Artists and writers producing work in the streets – including tags, graffiti, murals, stickers, and other installations on walls, pavement, and signs – are in a unique position to respond quickly and effectively in a moment of crisis. Street art’s ephemeral nature serves to reveal very immediate and sometimes fleeting responses, often in a manner that can be raw and direct. At the same time, in the context of a crisis, street art also has the potential to transform urban space and foster a sustained political dialogue, reaching a wide audience and making change possible.
The Urban Art Mapping research team documents and analyzes everything from small stickers and quickly written graffiti to large, commissioned murals. Street art is usually very ephemeral—sometimes graffiti is removed in just a matter of hours. At the same time, some works come to be seen as “iconic” and will be protected and preserved in the streets, while some works of art and painted on plywood that is being removed, stored, and in the future exhibited in different contexts. All of these forms of art are important as nuanced expressions of this very complex and moment in history. Urban Art Mapping seeks to document all of these voices over the course of time and on a global scale.
Urban Art Mapping George Floyd and Anti-Racist Street Art Database
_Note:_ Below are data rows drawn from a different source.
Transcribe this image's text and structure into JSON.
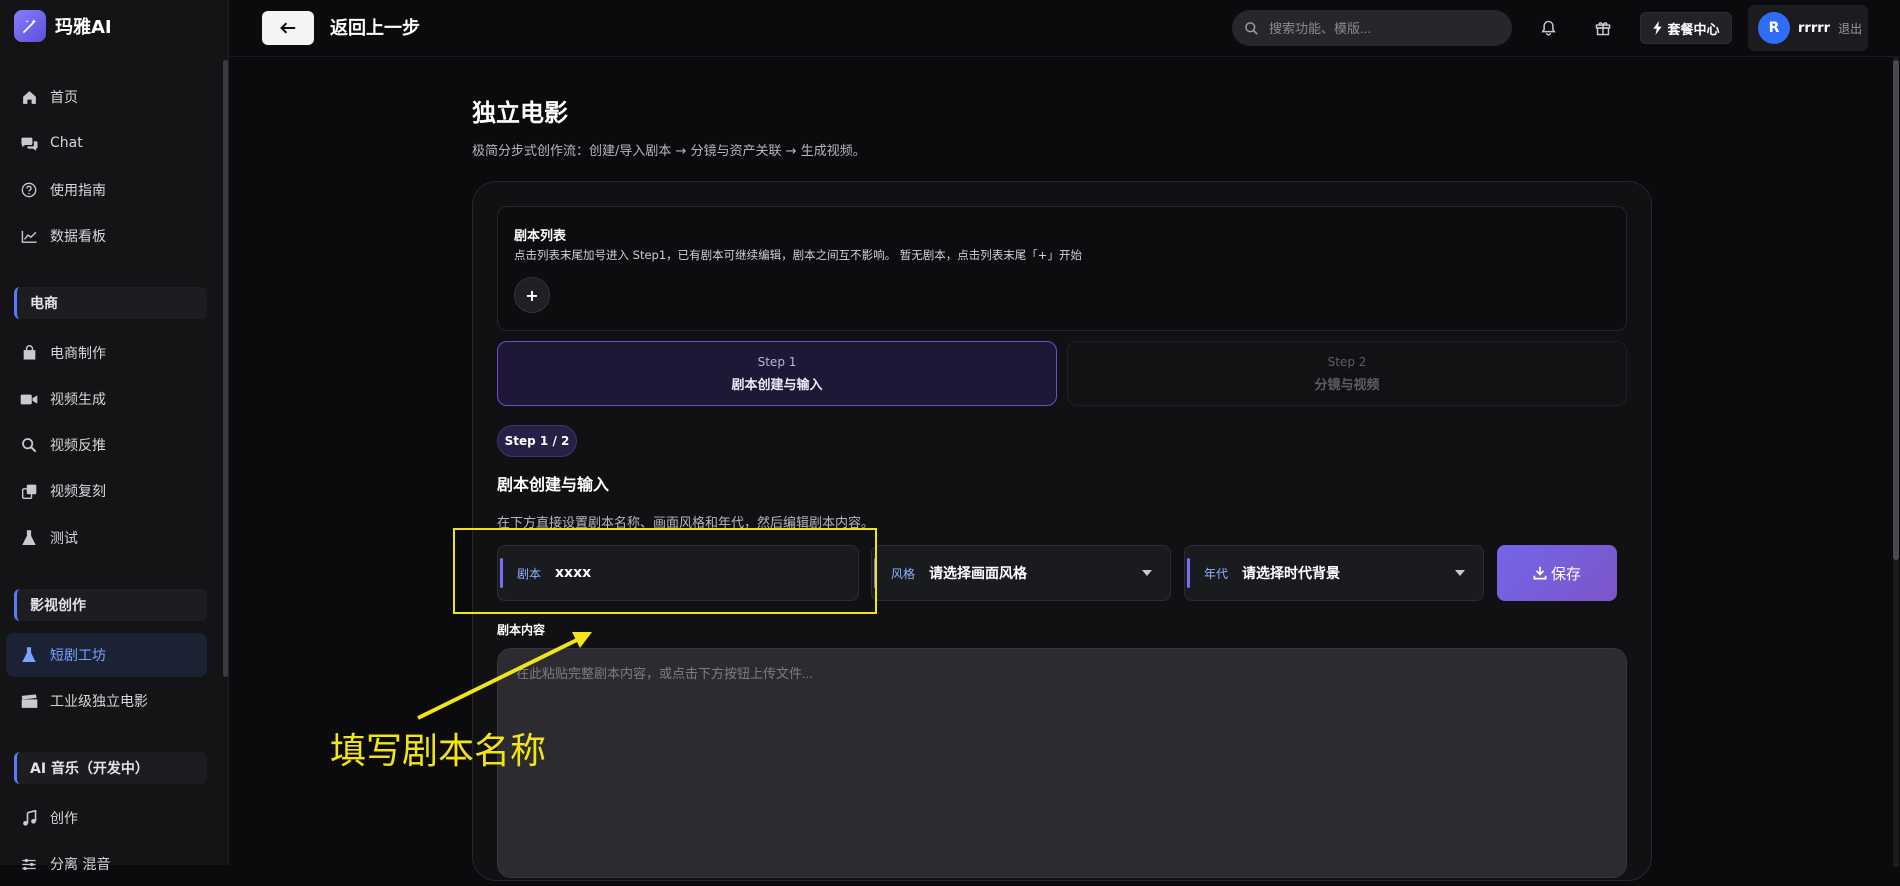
{
  "brand": {
    "name": "玛雅AI"
  },
  "sidebar": {
    "items": [
      {
        "label": "首页",
        "icon": "home-icon"
      },
      {
        "label": "Chat",
        "icon": "chat-icon"
      },
      {
        "label": "使用指南",
        "icon": "help-circle-icon"
      },
      {
        "label": "数据看板",
        "icon": "chart-line-icon"
      }
    ],
    "sections": [
      {
        "title": "电商",
        "items": [
          {
            "label": "电商制作",
            "icon": "shopping-bag-icon"
          },
          {
            "label": "视频生成",
            "icon": "video-camera-icon"
          },
          {
            "label": "视频反推",
            "icon": "search-magnify-icon"
          },
          {
            "label": "视频复刻",
            "icon": "copy-icon"
          },
          {
            "label": "测试",
            "icon": "flask-icon"
          }
        ]
      },
      {
        "title": "影视创作",
        "items": [
          {
            "label": "短剧工坊",
            "icon": "flask-icon",
            "active": true
          },
          {
            "label": "工业级独立电影",
            "icon": "clapperboard-icon"
          }
        ]
      },
      {
        "title": "AI 音乐（开发中）",
        "items": [
          {
            "label": "创作",
            "icon": "music-note-icon"
          },
          {
            "label": "分离 混音",
            "icon": "sliders-icon"
          }
        ]
      }
    ]
  },
  "header": {
    "back_label": "返回上一步",
    "search_placeholder": "搜索功能、模版...",
    "plan_label": "套餐中心",
    "user": {
      "avatar_letter": "R",
      "name": "rrrrr",
      "logout": "退出"
    }
  },
  "main": {
    "title": "独立电影",
    "subtitle": "极简分步式创作流：创建/导入剧本 → 分镜与资产关联 → 生成视频。",
    "script_list": {
      "title": "剧本列表",
      "desc": "点击列表末尾加号进入 Step1，已有剧本可继续编辑，剧本之间互不影响。  暂无剧本，点击列表末尾「+」开始",
      "add_label": "+"
    },
    "steps": [
      {
        "num": "Step 1",
        "title": "剧本创建与输入",
        "active": true
      },
      {
        "num": "Step 2",
        "title": "分镜与视频",
        "active": false
      }
    ],
    "step_badge": "Step 1 / 2",
    "section_title": "剧本创建与输入",
    "section_desc": "在下方直接设置剧本名称、画面风格和年代，然后编辑剧本内容。",
    "fields": {
      "name": {
        "label": "剧本",
        "value": "xxxx"
      },
      "style": {
        "label": "风格",
        "value": "请选择画面风格"
      },
      "era": {
        "label": "年代",
        "value": "请选择时代背景"
      }
    },
    "save_label": "保存",
    "content_label": "剧本内容",
    "content_placeholder": "在此粘贴完整剧本内容，或点击下方按钮上传文件..."
  },
  "annotation": {
    "text": "填写剧本名称",
    "color": "#f3e31a"
  },
  "colors": {
    "accent": "#7c6cf5",
    "active_nav": "#7aa2ff",
    "bg": "#0b0b0d"
  }
}
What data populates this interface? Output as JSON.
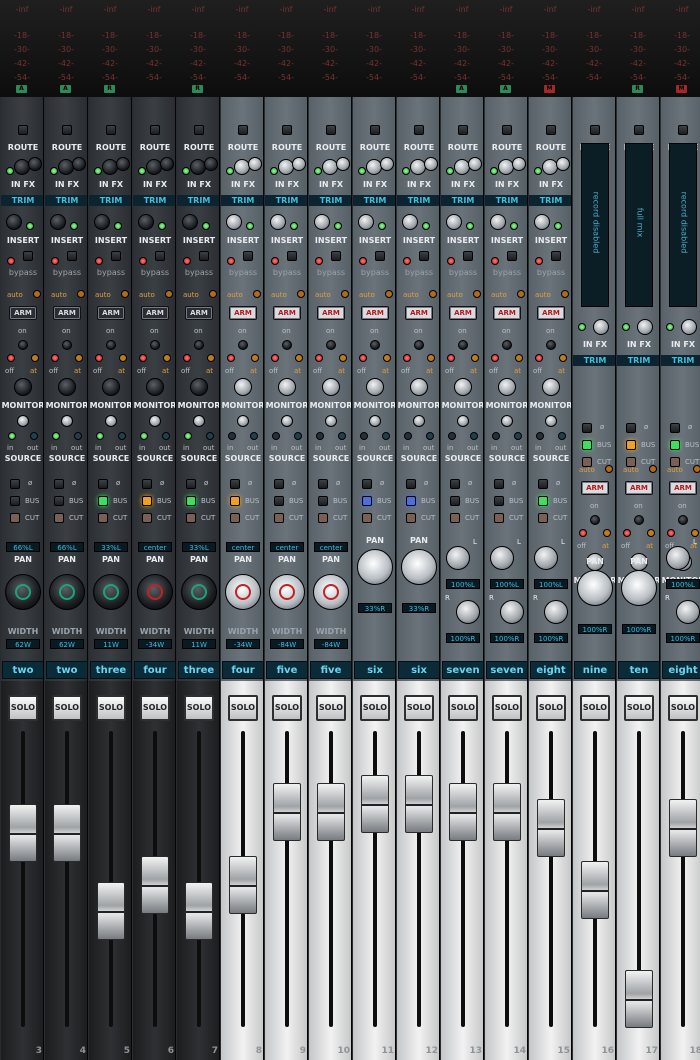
{
  "meter_scale": [
    "-inf",
    "-18-",
    "-30-",
    "-42-",
    "-54-"
  ],
  "channels": [
    {
      "name": "two",
      "num": "",
      "tag": "A",
      "tagc": "g",
      "theme": "dark",
      "pan": "66%L",
      "width": "62W",
      "knob": "green",
      "fader": 0.28,
      "bus": false,
      "busc": ""
    },
    {
      "name": "two",
      "num": "",
      "tag": "A",
      "tagc": "g",
      "theme": "dark",
      "pan": "66%L",
      "width": "62W",
      "knob": "green",
      "fader": 0.28,
      "bus": false,
      "busc": ""
    },
    {
      "name": "three",
      "num": "",
      "tag": "R",
      "tagc": "g",
      "theme": "dark",
      "pan": "33%L",
      "width": "11W",
      "knob": "green",
      "fader": 0.58,
      "bus": true,
      "busc": "green"
    },
    {
      "name": "four",
      "num": "",
      "tag": "",
      "tagc": "g",
      "theme": "dark",
      "pan": "center",
      "width": "-34W",
      "knob": "red",
      "fader": 0.48,
      "bus": true,
      "busc": "orange"
    },
    {
      "name": "three",
      "num": "",
      "tag": "R",
      "tagc": "g",
      "theme": "dark",
      "pan": "33%L",
      "width": "11W",
      "knob": "green",
      "fader": 0.58,
      "bus": true,
      "busc": "green"
    },
    {
      "name": "four",
      "num": "8",
      "tag": "",
      "tagc": "g",
      "theme": "light",
      "pan": "center",
      "width": "-34W",
      "knob": "red",
      "fader": 0.48,
      "bus": true,
      "busc": "orange"
    },
    {
      "name": "five",
      "num": "9",
      "tag": "",
      "tagc": "g",
      "theme": "light",
      "pan": "center",
      "width": "-84W",
      "knob": "red",
      "fader": 0.2,
      "bus": false,
      "busc": ""
    },
    {
      "name": "five",
      "num": "10",
      "tag": "",
      "tagc": "g",
      "theme": "light",
      "pan": "center",
      "width": "-84W",
      "knob": "red",
      "fader": 0.2,
      "bus": false,
      "busc": ""
    },
    {
      "name": "six",
      "num": "11",
      "tag": "",
      "tagc": "g",
      "theme": "light",
      "pan": "33%R",
      "width": "",
      "knob": "",
      "fader": 0.17,
      "bus": false,
      "busc": "blue"
    },
    {
      "name": "six",
      "num": "12",
      "tag": "",
      "tagc": "g",
      "theme": "light",
      "pan": "33%R",
      "width": "",
      "knob": "",
      "fader": 0.17,
      "bus": false,
      "busc": "blue"
    },
    {
      "name": "seven",
      "num": "13",
      "tag": "A",
      "tagc": "g",
      "theme": "light",
      "pan": "100%L",
      "width": "100%R",
      "knob": "",
      "fader": 0.2,
      "bus": false,
      "busc": ""
    },
    {
      "name": "seven",
      "num": "14",
      "tag": "A",
      "tagc": "g",
      "theme": "light",
      "pan": "100%L",
      "width": "100%R",
      "knob": "",
      "fader": 0.2,
      "bus": false,
      "busc": ""
    },
    {
      "name": "eight",
      "num": "15",
      "tag": "M",
      "tagc": "r",
      "theme": "light",
      "pan": "100%L",
      "width": "100%R",
      "knob": "",
      "fader": 0.26,
      "bus": true,
      "busc": "green"
    },
    {
      "name": "nine",
      "num": "16",
      "tag": "",
      "tagc": "g",
      "theme": "light",
      "pan": "100%R",
      "width": "",
      "knob": "",
      "fader": 0.5,
      "bus": true,
      "busc": "green"
    },
    {
      "name": "ten",
      "num": "17",
      "tag": "R",
      "tagc": "g",
      "theme": "light",
      "pan": "100%R",
      "width": "",
      "knob": "",
      "fader": 0.92,
      "bus": true,
      "busc": "orange"
    },
    {
      "name": "eight",
      "num": "18",
      "tag": "M",
      "tagc": "r",
      "theme": "light",
      "pan": "100%L",
      "width": "100%R",
      "knob": "",
      "fader": 0.26,
      "bus": true,
      "busc": "green"
    }
  ],
  "labels": {
    "route": "ROUTE",
    "infx": "IN FX",
    "trim": "TRIM",
    "insert": "INSERT",
    "bypass": "bypass",
    "auto": "auto",
    "arm": "ARM",
    "on": "on",
    "off": "off",
    "at": "at",
    "monitor": "MONITOR",
    "in": "in",
    "out": "out",
    "source": "SOURCE",
    "phase": "ø",
    "bus": "BUS",
    "cut": "CUT",
    "pan": "PAN",
    "width": "WIDTH",
    "solo": "SOLO",
    "l": "L",
    "r": "R"
  },
  "displays": [
    "record disabled",
    "full mix",
    "record disabled"
  ],
  "extra_nums": [
    "3",
    "4",
    "5",
    "6",
    "7"
  ]
}
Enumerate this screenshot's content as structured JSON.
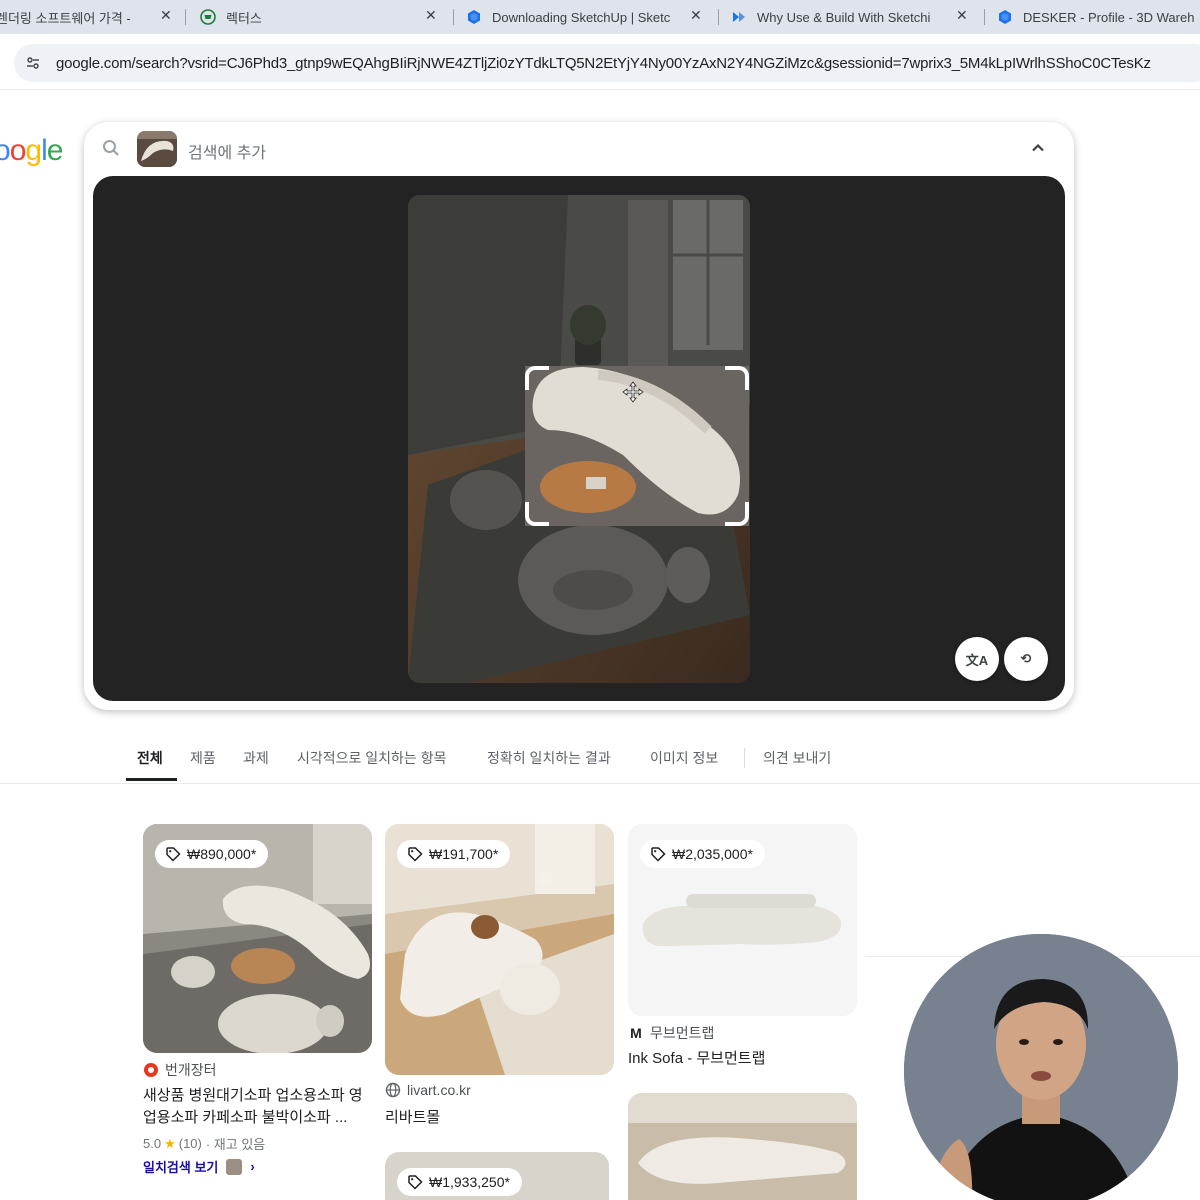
{
  "browser": {
    "tabs": [
      {
        "label": "렌더링 소프트웨어 가격 - ",
        "icon": "google-icon",
        "closable": true
      },
      {
        "label": "렉터스",
        "icon": "shop-icon",
        "closable": false
      },
      {
        "label": "Downloading SketchUp | Sketc",
        "icon": "sketchup-icon",
        "closable": true
      },
      {
        "label": "Why Use & Build With Sketchi",
        "icon": "extension-icon",
        "closable": true
      },
      {
        "label": "DESKER - Profile - 3D Wareh",
        "icon": "sketchup-icon",
        "closable": false
      }
    ],
    "url": "google.com/search?vsrid=CJ6Phd3_gtnp9wEQAhgBIiRjNWE4ZTljZi0zYTdkLTQ5N2EtYjY4Ny00YzAxN2Y4NGZiMzc&gsessionid=7wprix3_5M4kLpIWrlhSShoC0CTesKz"
  },
  "logo": {
    "text": "oogle",
    "colors": [
      "#4285f4",
      "#ea4335",
      "#fbbc05",
      "#4285f4",
      "#34a853",
      "#ea4335"
    ]
  },
  "lens": {
    "placeholder": "검색에 추가",
    "translate_label": "文A",
    "reset_label": "⟲"
  },
  "result_tabs": [
    {
      "label": "전체",
      "active": true
    },
    {
      "label": "제품",
      "active": false
    },
    {
      "label": "과제",
      "active": false
    },
    {
      "label": "시각적으로 일치하는 항목",
      "active": false
    },
    {
      "label": "정확히 일치하는 결과",
      "active": false
    },
    {
      "label": "이미지 정보",
      "active": false
    },
    {
      "label": "의견 보내기",
      "active": false
    }
  ],
  "results": [
    {
      "price": "₩890,000*",
      "source": "번개장터",
      "title_line1": "새상품 병원대기소파 업소용소파 영",
      "title_line2": "업용소파 카페소파 불박이소파 ...",
      "rating": "5.0",
      "reviews": "(10)",
      "stock": "· 재고 있음",
      "link": "일치검색 보기"
    },
    {
      "price": "₩191,700*",
      "source": "livart.co.kr",
      "title": "리바트몰"
    },
    {
      "price": "₩2,035,000*",
      "source": "무브먼트랩",
      "title": "Ink Sofa - 무브먼트랩"
    },
    {
      "price": "₩1,933,250*"
    }
  ],
  "colors": {
    "accent_link": "#1a0dab",
    "tab_strip": "#dfe3eb",
    "stage_bg": "#232323",
    "star": "#f5b400"
  }
}
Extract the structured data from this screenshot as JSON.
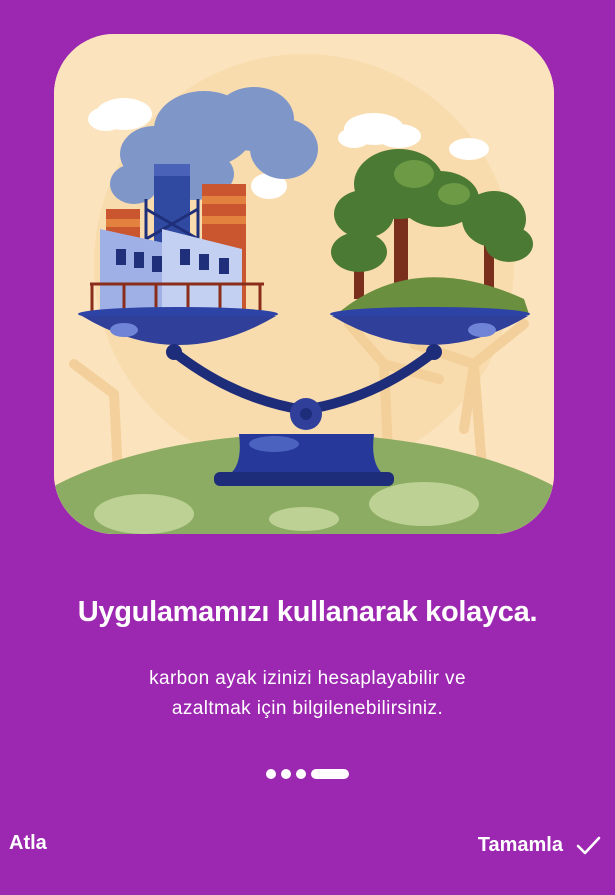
{
  "onboarding": {
    "title": "Uygulamamızı kullanarak kolayca.",
    "description": "karbon ayak izinizi hesaplayabilir ve azaltmak için bilgilenebilirsiniz.",
    "page_indicator": {
      "total": 4,
      "current": 4
    }
  },
  "footer": {
    "skip_label": "Atla",
    "done_label": "Tamamla",
    "done_icon": "check-icon"
  },
  "colors": {
    "background": "#9c27b0",
    "text": "#ffffff"
  },
  "illustration": {
    "subject": "balance-scale-factory-vs-trees"
  }
}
Three days after George Floyd’s murder, Twin Cities artists Cadex Herrera, Xena Goldman, and Greta McLain created a now-iconic mural on the side wall of Cup Foods at 38th St and Chicago in Minneapolis. This piece was intended to transform a location that was a tragic marker of an extrajudicial antiblack murder into an important community space for memorialization, organizing, fellowship, and healing. Over time, this mural also became the focus of conflict and negotiation as members of the community sought to define the space in a way that recognized the need to mourn and prioritize the voices and experiences of BIPOC artists. In the months that have followed, the mural has been vandalized and restored. It has also become a recognizable image far beyond the Twin Cities, and it is likely to endure over the course of time.
Across the river in Saint Paul, the Midway neighborhood became the site of intense conflict between protesters and the police in early June, about a week and a half after George Floyd’s murder. In this context, graffiti reading "Mama" was spray painted on a wall of the former Walmart, located in the epicenter of this conflict. While simple in form and quick in its execution, we’d argue that this simple piece of text, a reference to George Floyd’s desperate plea for help, is as powerful as any larger, more enduring mural in its call for transformational change. However, given local responses to graffiti, “Mama” was bound to be short-lived. Within just a few days the piece was removed and its call for change was silenced.
Artworks created in the streets are by nature ephemeral and have the ability to capture raw and immediate individual and community responses; the meaning of these pieces is negotiated and shifts over time. Starting with works such as the George Floyd Mural and the Mama graffiti, the Urban Art Mapping research team, an interdisciplinary group of faculty and students based at the University of St. Thomas in Saint Paul, Minnesota, began working in early June to collect digital documentation of street art that emerged in the aftermath of George Floyd’s murder, ranging from monumental murals to small stickers, and including commissioned art as well as unsanctioned pieces. We believe that visual responses to this act of injustice are an expression of the anger, frustration, and pain felt in communities across this country and around the world. As the uprising continues, these expressions need to be preserved.
Beyond serving as a repository for this art, the database was created as a resource for students, activists, scholars and artists by way of metadata, including a description of key themes, geolocations, and dates of documentation. While our project has its roots in the Twin Cities, as the work has progressed we have been receiving submissions from around the world, evidence that this call for equity and justice has a global resonance. Images of Floyd accompanied by the text “I can’t breathe” appeared on walls from Brazil to Syria, joined as well by pieces criticizing the militarization of police around the world and the names of the many other victims of racially-motivated violence.